Employers should beware of the Court’s description of proving “pretext.” It appears to blend the analysis of disparate treatment claims (claims alleging intentional discrimination against an individual) with disparate impact claims (claims alleging unintentional discrimination based on neutral policies). And it is hard to square the Court’s language with long-established precedent holding that employers may lawfully make a mistake, have poor business judgment, or be unfair so long as the employer does not intentionally discriminate against an employee.
Based on the evidence presented below, the Court concluded Young had created a genuine dispute as to whether UPS provided more favorable treatment to at least some employees whose situation cannot reasonably be distinguished from hers. It is left to the Fourth Circuit to determine on remand whether Young also created a genuine issue of material fact as to whether UPS’ reasons for having treated Young less favorably than these other non-pregnant employees were pretextual.
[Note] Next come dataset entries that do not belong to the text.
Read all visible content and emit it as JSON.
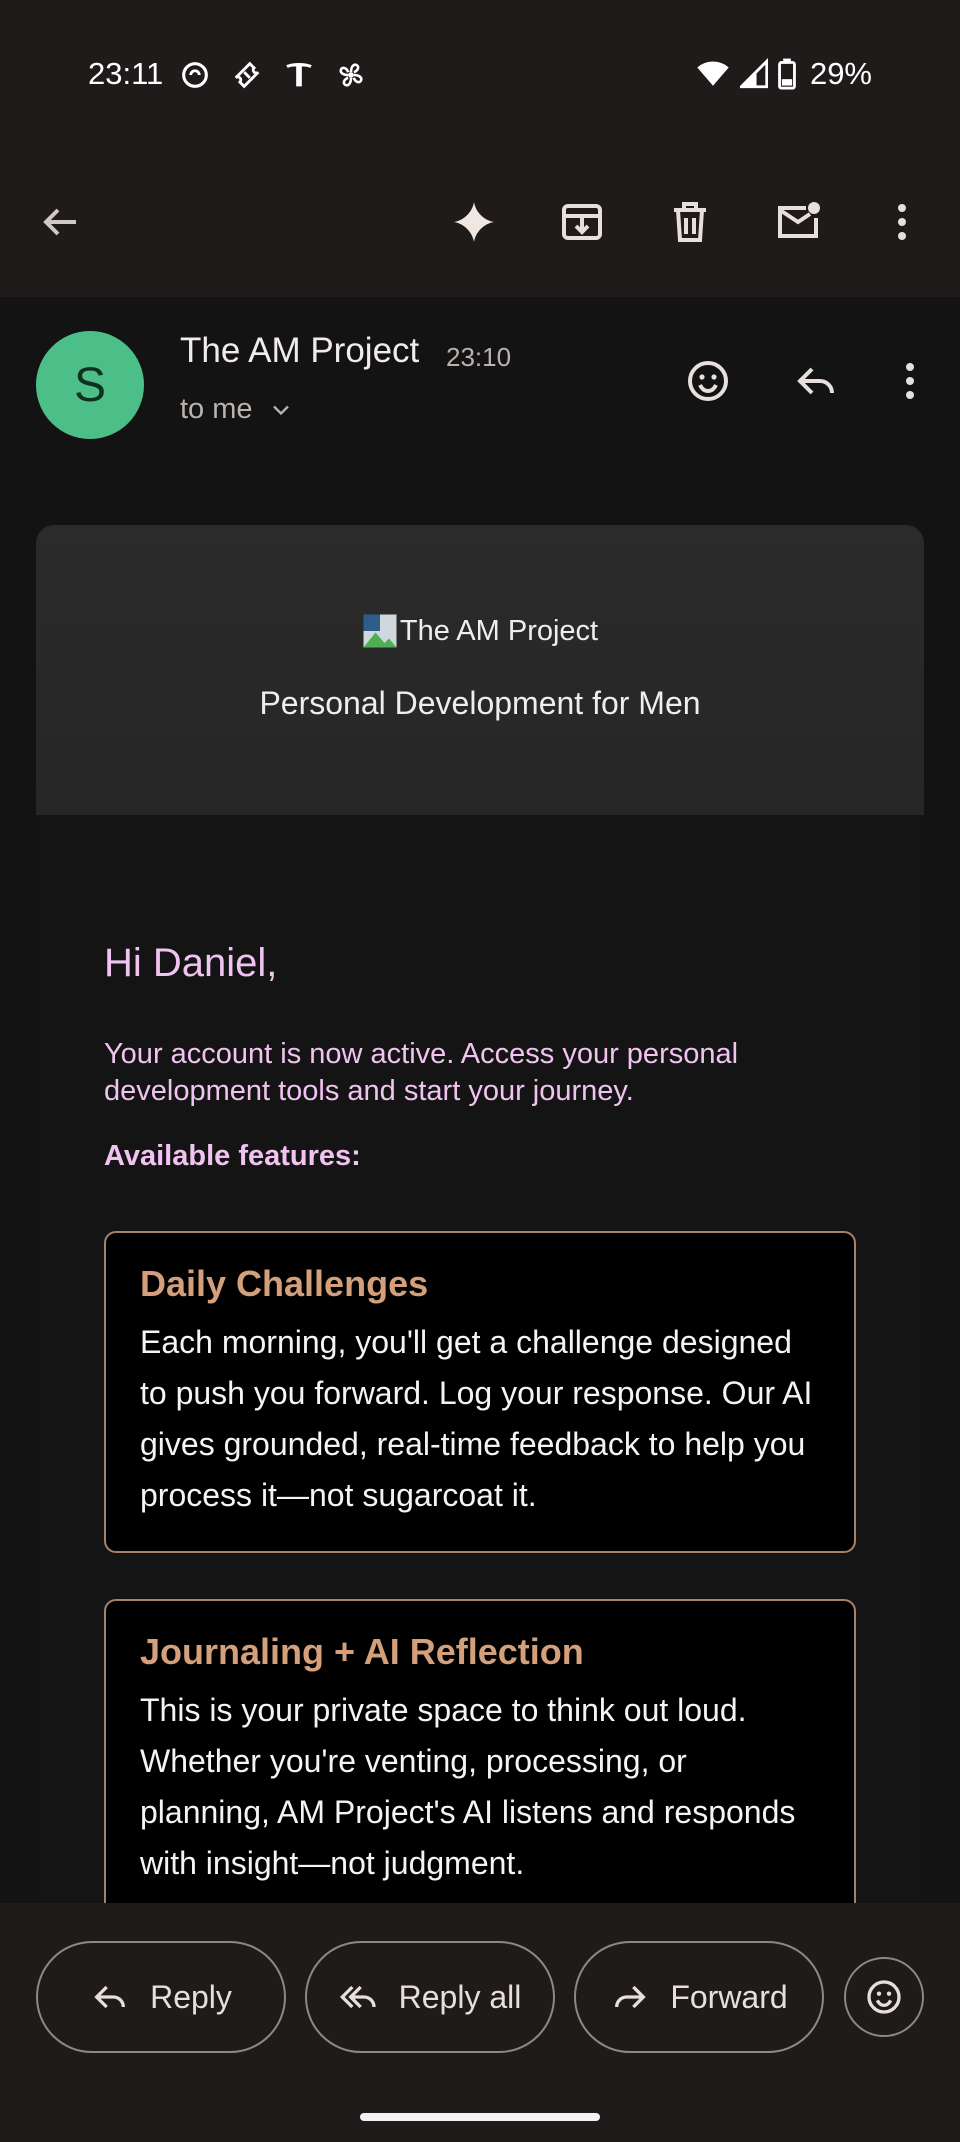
{
  "status_bar": {
    "time": "23:11",
    "battery": "29%",
    "left_icons": [
      "sync-circle-icon",
      "ticket-icon",
      "tesla-icon",
      "fan-icon"
    ],
    "right_icons": [
      "wifi-icon",
      "signal-icon",
      "battery-icon"
    ]
  },
  "toolbar": {
    "icons": [
      "back-arrow-icon",
      "sparkle-icon",
      "archive-icon",
      "trash-icon",
      "mark-unread-icon",
      "more-vert-icon"
    ]
  },
  "message": {
    "avatar_letter": "S",
    "avatar_color": "#4cbf89",
    "sender": "The AM Project",
    "time": "23:10",
    "recipient": "to me"
  },
  "email": {
    "brand_alt": "The AM Project",
    "tagline": "Personal Development for Men",
    "greeting": "Hi Daniel,",
    "intro": "Your account is now active. Access your personal development tools and start your journey.",
    "features_label": "Available features:",
    "features": [
      {
        "title": "Daily Challenges",
        "text": "Each morning, you'll get a challenge designed to push you forward. Log your response. Our AI gives grounded, real-time feedback to help you process it—not sugarcoat it."
      },
      {
        "title": "Journaling + AI Reflection",
        "text": "This is your private space to think out loud. Whether you're venting, processing, or planning, AM Project's AI listens and responds with insight—not judgment."
      }
    ]
  },
  "actions": {
    "reply": "Reply",
    "reply_all": "Reply all",
    "forward": "Forward"
  },
  "colors": {
    "accent_pink": "#f0c3f0",
    "accent_tan": "#d4a07b",
    "avatar_green": "#4cbf89"
  }
}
EEOC Guidance Does Not Carry the Day
The Young decision does give employers some assistance when they must deal with EEOC guidance and other policy stances in the future. In Young, the Solicitor General argued the Court should give special, if not controlling, weight to a 2014 EEOC guideline concerning the application of Title VII and the ADA to pregnant employees. In that guideline, the EEOC took the position that employers should accommodate work restrictions due to pregnancy in the same way as they would accommodate an employee with a restriction due to a work-related injury. However, the Supreme Court bluntly criticized that position, explaining the guideline lacked the timing, “consistency,” and “thoroughness” of “consideration” necessary to “give it power to persuade.” The guideline was promulgated after certiorari was granted in the Young case; it took a position on which previous EEOC guidelines were silent; it was inconsistent with positions long advocated by the Government; and the EEOC failed to explain the basis for the guidance. Hence, the Supreme Court refused to defer to it.
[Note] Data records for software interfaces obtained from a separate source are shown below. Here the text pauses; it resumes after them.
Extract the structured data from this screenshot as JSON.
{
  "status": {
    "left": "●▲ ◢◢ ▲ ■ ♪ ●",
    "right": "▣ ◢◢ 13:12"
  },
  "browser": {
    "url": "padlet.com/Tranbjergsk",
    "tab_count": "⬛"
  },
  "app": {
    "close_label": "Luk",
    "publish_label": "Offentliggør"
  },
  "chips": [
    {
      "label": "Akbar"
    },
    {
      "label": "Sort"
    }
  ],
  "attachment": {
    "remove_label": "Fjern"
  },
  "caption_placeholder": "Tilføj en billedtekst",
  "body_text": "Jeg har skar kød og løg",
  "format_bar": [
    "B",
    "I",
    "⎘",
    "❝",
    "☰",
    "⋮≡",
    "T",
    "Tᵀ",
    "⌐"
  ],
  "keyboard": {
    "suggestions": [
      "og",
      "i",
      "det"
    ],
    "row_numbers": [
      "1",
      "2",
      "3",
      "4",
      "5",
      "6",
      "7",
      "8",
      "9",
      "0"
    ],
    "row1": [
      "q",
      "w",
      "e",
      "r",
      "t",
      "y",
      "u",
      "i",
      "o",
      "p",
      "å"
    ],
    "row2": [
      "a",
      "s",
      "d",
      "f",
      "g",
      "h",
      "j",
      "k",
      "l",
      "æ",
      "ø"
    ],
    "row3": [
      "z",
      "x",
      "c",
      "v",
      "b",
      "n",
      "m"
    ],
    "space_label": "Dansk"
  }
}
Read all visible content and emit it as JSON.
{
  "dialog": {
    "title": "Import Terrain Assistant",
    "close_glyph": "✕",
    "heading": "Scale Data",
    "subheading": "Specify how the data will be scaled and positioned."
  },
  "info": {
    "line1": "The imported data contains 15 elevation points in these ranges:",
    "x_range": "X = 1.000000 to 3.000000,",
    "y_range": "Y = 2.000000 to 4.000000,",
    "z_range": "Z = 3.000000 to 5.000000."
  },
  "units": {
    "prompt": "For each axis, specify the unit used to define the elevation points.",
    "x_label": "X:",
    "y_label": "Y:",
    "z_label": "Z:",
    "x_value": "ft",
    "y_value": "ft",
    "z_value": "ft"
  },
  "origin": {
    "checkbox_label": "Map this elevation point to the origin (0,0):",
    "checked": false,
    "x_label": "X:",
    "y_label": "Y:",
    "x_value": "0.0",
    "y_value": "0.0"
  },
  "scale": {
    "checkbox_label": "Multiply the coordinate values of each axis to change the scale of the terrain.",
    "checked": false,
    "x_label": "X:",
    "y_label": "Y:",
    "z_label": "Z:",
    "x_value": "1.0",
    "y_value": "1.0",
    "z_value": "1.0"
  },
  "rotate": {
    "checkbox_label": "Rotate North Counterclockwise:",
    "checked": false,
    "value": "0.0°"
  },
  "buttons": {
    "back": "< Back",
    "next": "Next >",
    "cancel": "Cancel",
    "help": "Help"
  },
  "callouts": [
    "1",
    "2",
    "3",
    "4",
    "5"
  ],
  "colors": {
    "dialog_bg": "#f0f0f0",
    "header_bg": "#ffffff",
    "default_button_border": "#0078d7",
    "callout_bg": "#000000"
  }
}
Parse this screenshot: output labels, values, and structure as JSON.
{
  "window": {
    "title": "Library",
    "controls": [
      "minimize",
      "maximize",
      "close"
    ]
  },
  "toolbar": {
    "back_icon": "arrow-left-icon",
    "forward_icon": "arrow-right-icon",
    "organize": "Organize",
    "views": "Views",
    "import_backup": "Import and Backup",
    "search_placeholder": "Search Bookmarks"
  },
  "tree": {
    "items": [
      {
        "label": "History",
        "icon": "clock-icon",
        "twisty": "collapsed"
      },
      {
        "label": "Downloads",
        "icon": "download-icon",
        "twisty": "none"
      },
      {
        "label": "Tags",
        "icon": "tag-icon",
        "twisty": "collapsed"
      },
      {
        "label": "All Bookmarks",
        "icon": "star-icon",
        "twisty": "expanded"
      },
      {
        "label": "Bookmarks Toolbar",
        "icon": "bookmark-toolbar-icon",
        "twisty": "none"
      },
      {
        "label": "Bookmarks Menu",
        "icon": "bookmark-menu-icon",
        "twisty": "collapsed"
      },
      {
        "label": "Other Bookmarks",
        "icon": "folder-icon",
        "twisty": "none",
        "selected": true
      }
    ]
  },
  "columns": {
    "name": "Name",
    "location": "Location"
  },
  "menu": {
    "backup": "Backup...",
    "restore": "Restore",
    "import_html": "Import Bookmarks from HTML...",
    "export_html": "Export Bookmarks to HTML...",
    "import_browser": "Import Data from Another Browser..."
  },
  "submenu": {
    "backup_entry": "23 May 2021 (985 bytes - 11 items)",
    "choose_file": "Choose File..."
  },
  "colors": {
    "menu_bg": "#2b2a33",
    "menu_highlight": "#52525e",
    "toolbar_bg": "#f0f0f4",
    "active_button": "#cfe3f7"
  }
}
Takeaways For Pregnancy Accommodations
The Court’s rejection of the EEOC’s recent guidance on the PDA is noteworthy because it allows employers to be skeptical about going to the lengths promoted by the EEOC in its guidance. That said, be careful when denying accommodations to individual pregnant workers, especially when your policies permit light duty or other accommodations for non-pregnancy-related work restrictions. In addition, the Court noted that Young’s case arose prior to the 2008 revisions to the definitions of disability under the ADA, so to the extent a pregnant worker’s condition falls within the more recent ADA disability definition, you need to consider ADA accommodations as well as PDA discrimination issues.